Part of the corporate restructuring I had done was with Renouf Corporation and Hellaby Holdings at the time. We would buy into companies that were struggling as a result of Rogernomics and we would close down what had to be closed down. We would realize assets where we needed to strengthen the balance sheets but we would pick the best parts of the business that had a future and rebuild the company based on that. A lot of those companies are still trading very strongly to this day. So yeah, it was a very interesting and very satisfying period because New Zealand needed that level of corporate restructuring and would not be the vibrant free market economy that it is today if it hadn’t done all that major restructuring from 1985 to 2000.
Bruce: Well, we’re sitting in your beautiful Taranaki house looking down over rolling farmland towards the sea. After Rangatira you moved up here I think? Is that right or have I missed out a section.
Ian: Yes, it took me a couple of years to get here. But I knew Taranaki was good. I love looking out the window and seeing green productive Farmland. It does my heart good. A lot of my friends have gone to live in Central Otago where you look out the window and it’s barren, barren, barren.
Bruce: Rabbits rabbits rabbits…
Ian: And rabbits running around, I look out here and see beautiful green pasture and dairy cows fattening by the day.
Bruce: Thank you very much for your time.
Ian: You’re welcome

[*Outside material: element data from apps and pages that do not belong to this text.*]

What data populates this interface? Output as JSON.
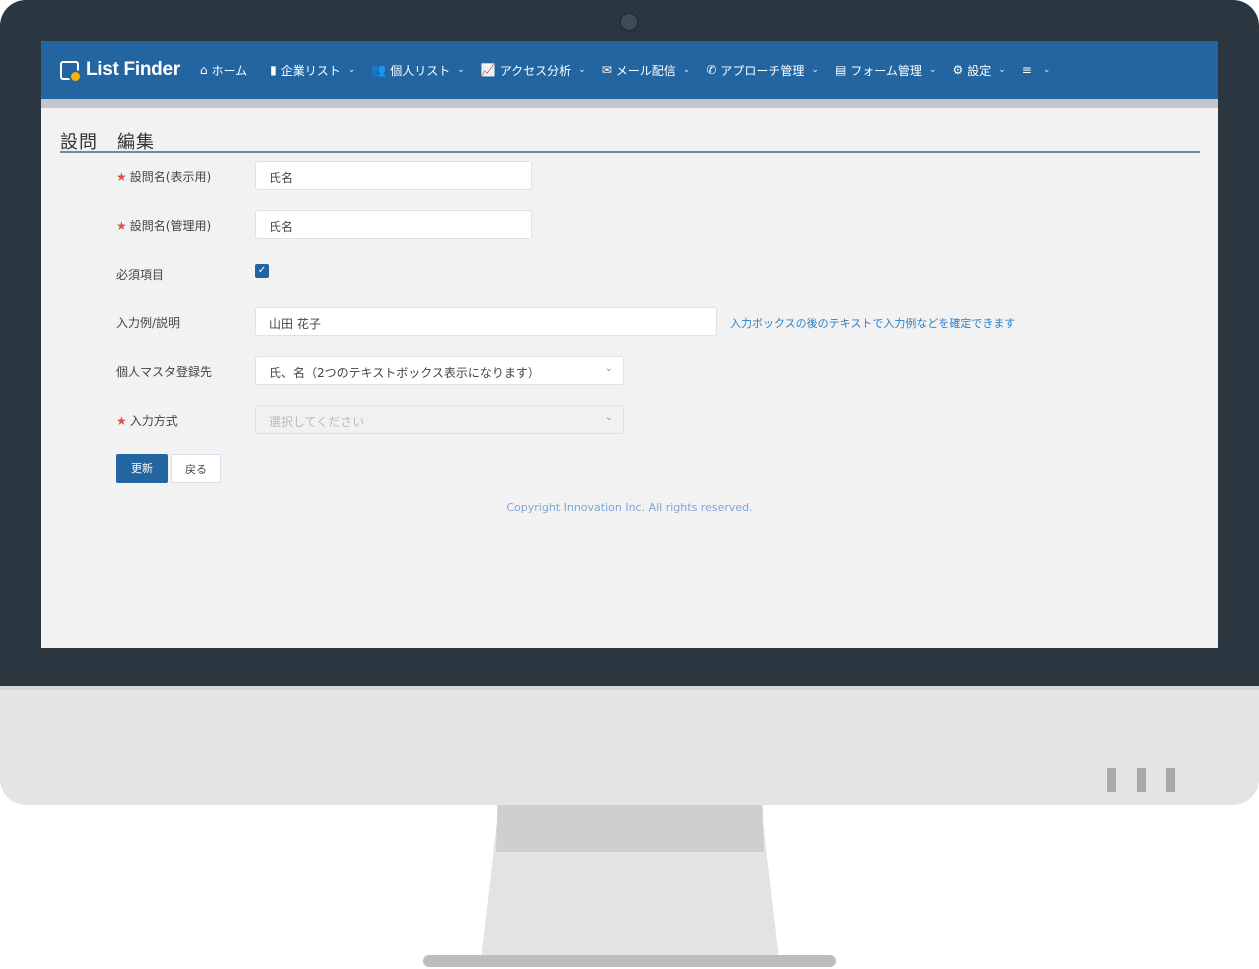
{
  "app": {
    "brand": "List Finder"
  },
  "nav": {
    "items": [
      {
        "icon": "home-icon",
        "glyph": "⌂",
        "label": "ホーム",
        "chevron": ""
      },
      {
        "icon": "building-icon",
        "glyph": "▮",
        "label": "企業リスト",
        "chevron": "⌄"
      },
      {
        "icon": "users-icon",
        "glyph": "👥",
        "label": "個人リスト",
        "chevron": "⌄"
      },
      {
        "icon": "chart-icon",
        "glyph": "📈",
        "label": "アクセス分析",
        "chevron": "⌄"
      },
      {
        "icon": "envelope-icon",
        "glyph": "✉",
        "label": "メール配信",
        "chevron": "⌄"
      },
      {
        "icon": "phone-icon",
        "glyph": "✆",
        "label": "アプローチ管理",
        "chevron": "⌄"
      },
      {
        "icon": "form-icon",
        "glyph": "▤",
        "label": "フォーム管理",
        "chevron": "⌄"
      },
      {
        "icon": "gear-icon",
        "glyph": "⚙",
        "label": "設定",
        "chevron": "⌄"
      },
      {
        "icon": "menu-icon",
        "glyph": "≡",
        "label": "",
        "chevron": "⌄"
      }
    ]
  },
  "page": {
    "title": "設問　編集"
  },
  "form": {
    "required_mark": "★",
    "display_name": {
      "label": "設問名(表示用)",
      "value": "氏名"
    },
    "admin_name": {
      "label": "設問名(管理用)",
      "value": "氏名"
    },
    "required": {
      "label": "必須項目",
      "checked_glyph": "✓"
    },
    "example": {
      "label": "入力例/説明",
      "value": "山田 花子",
      "hint": "入力ボックスの後のテキストで入力例などを確定できます"
    },
    "master": {
      "label": "個人マスタ登録先",
      "value": "氏、名（2つのテキストボックス表示になります）",
      "arrow": "⌄"
    },
    "input_type": {
      "label": "入力方式",
      "placeholder": "選択してください",
      "arrow": "⌄"
    }
  },
  "buttons": {
    "update": "更新",
    "back": "戻る"
  },
  "footer": {
    "copyright": "Copyright Innovation Inc. All rights reserved."
  }
}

Bruce: Much appreciated very, very interesting and I look forward to getting this one out.
Thanks so much.
Ian: Yeah, that’s great Bruce.